Landscape with Penitent Saint Jerome

Landscape with the Penitent Saint Jerome, 1530/40. Flemish (Antwerp).

Morning, 1760. Claude Joseph Vernet, French, 1714-1789.

Morning, 1760. Claude Joseph Vernet, French, 1714-1789.

Bandleader, c. 1765. Manufacturer: Meissen Porcelain Manufactory, German, founded 1710, after a model of Kändler or Reinicke.

Bandleader, c. 1765. Manufacturer: Meissen Porcelain Manufactory, German, founded 1710, after a model of Kändler or Reinicke.

View of Cotopaxi, 1857. Frederic Edwin Church, American, 1826-1900.

View of Cotopaxi, 1857. Frederic Edwin Church, American, 1826-1900.

The Tub

The Tub, modeled 1889 & cast 1919/21 . Edgar Degas, French, 1834-1917.

Week 8/ August 5, 2009

In keeping with the theme of information that could be helpful for future interns, a list of ten things I would have never expected and learned, aka a highlights list of some of the fun, unexpected, and occasionally offensive things that I have come across in the last 8 weeks.

1. Adults aren’t always more well-behaved than children. Sometimes, the opposite proves to be true. I think it might have something to do with the fact that (most) kids are more afraid of breaking the rules.

2. If you are excited about all six objects on the tour you had planned, the group will most likely be late. At first I was upset about it, but last week I had one of my best tours, and we only got to three objects because the kids were so interested in what we were doing (and, of course, twenty minutes late).

3. Little kids can be the most smart and observant people in the world. While looking at St. George and the Dragon on a Family Tour, I had a TWO YEAR OLD say “It looks like a kingdom.” It made my entire day.

4. Talking through a work of art with someone else is one of the best ways to understand it. I’ll admit to not being a huge fan of the Richter Ice paintings until we, as a whole group, discussed them.

5. Smaller children, who I assumed would want to run everywhere, turned out to be the slowest walkers ever. Little legs aren’t made for a jaunt from the Impressionist galleries to the third floor of the Modern Wing. My family tour is probably 1/3 walking, which is fine, but something I had not prepared for.

6. Sometimes people will ask borderline (or even not so borderline) offensive questions on a tour, and it’s important to be prepared. Not in terms of necessarily having an answer, but at least ready to not make a shocked face. I’ll be honest, this one was hard for me.

7. When in doubt, a well-planned activity can be a lifesaver if kids aren’t engaging with a work of art. And, I guess 7B, what works for one group might not work for another, and it’s important to realize that’s okay, no matter how not great it is in the moment.

8. Learning the elevators can be key to a successful tour. Everyone loves elevators, and they’re a good way of moving a group up the stairs quickly, and many people need or prefer to use them.

9. For some reason, I’ve had a lot of little kids ask about the gift shops, but have had no group leader actually take them there.
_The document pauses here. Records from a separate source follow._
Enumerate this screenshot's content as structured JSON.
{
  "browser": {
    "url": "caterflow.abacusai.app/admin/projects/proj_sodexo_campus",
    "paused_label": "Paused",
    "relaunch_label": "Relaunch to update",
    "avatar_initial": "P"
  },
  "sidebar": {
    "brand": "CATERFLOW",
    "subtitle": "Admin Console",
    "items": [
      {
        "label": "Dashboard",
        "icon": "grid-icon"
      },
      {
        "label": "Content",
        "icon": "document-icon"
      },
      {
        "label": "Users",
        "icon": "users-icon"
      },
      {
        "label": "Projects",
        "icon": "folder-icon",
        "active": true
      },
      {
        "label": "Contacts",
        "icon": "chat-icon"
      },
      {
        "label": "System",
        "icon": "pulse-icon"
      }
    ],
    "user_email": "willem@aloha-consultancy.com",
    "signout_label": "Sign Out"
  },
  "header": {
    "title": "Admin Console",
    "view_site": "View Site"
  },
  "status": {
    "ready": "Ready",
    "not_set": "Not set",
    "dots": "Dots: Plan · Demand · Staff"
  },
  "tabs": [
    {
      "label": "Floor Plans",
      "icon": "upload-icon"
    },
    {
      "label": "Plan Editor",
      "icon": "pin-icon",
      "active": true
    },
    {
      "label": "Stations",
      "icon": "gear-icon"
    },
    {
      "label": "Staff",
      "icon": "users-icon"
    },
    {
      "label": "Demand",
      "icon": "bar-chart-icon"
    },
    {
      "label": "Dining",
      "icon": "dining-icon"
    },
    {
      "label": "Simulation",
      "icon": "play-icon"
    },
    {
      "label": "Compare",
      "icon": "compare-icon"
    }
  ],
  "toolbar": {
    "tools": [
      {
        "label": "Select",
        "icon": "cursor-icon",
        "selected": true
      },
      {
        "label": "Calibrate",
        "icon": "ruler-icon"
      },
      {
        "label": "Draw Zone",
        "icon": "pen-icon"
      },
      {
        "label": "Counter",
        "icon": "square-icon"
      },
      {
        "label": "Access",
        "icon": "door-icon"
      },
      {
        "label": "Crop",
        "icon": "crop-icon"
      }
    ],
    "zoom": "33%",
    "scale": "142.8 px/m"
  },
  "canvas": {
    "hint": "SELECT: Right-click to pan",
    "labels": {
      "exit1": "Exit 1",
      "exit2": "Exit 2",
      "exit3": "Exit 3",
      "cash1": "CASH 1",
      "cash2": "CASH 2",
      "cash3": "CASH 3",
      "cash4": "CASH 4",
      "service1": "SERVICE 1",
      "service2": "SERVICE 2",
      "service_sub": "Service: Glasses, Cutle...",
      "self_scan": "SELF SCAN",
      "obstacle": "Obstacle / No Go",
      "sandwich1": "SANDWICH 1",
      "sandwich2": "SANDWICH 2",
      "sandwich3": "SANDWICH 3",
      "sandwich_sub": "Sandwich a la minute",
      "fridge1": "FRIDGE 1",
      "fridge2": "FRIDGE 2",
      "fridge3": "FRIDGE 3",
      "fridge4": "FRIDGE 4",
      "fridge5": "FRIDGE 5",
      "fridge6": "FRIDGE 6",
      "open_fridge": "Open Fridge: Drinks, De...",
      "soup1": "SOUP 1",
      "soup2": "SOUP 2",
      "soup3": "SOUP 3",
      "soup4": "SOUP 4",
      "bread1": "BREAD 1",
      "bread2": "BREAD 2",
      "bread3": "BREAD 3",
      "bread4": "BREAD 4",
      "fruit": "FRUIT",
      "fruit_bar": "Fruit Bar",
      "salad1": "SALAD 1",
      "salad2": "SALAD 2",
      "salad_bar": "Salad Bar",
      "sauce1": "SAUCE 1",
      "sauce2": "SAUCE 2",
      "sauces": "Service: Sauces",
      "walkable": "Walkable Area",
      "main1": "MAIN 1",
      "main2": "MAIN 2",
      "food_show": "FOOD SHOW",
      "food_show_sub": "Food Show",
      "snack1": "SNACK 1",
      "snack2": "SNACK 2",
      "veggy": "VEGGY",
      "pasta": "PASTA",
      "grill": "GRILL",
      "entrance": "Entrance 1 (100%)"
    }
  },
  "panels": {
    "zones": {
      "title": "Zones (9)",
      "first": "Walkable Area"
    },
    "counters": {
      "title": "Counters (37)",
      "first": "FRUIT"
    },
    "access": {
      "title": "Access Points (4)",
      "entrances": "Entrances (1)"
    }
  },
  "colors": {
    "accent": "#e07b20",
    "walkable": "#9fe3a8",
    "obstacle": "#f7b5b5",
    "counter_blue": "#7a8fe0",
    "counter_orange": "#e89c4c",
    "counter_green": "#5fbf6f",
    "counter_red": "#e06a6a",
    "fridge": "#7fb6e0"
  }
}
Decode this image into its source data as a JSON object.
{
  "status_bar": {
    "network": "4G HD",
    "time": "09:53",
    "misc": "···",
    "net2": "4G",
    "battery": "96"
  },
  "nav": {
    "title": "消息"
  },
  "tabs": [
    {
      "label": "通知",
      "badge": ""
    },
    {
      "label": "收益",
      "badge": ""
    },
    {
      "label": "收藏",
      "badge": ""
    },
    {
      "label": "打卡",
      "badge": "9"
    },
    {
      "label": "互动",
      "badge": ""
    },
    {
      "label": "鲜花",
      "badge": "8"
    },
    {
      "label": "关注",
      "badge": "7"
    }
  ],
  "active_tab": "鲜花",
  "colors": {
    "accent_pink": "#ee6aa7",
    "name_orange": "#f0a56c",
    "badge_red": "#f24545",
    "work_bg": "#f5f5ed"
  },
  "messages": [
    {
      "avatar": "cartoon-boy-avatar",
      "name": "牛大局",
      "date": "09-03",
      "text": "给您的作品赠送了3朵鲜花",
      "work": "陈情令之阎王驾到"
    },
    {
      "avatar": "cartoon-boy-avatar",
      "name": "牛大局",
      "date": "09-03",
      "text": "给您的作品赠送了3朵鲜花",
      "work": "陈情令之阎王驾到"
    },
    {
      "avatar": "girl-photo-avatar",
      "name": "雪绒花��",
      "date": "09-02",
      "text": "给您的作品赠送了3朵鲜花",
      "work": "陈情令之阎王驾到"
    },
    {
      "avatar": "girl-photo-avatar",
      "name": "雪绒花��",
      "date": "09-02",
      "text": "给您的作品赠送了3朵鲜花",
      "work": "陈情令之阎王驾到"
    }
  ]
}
There are FIVE in the museum, and many children will be impressed with that fact.

10. Most importantly, everyone wants you to succeed. Not only the people we work with, but visitors too. I was terrified before my first adult tour, and even though it didn’t go perfectly, a few visitors came up at the end to say how excited they were that we interns were here this summer and how great of a job we were doing 🙂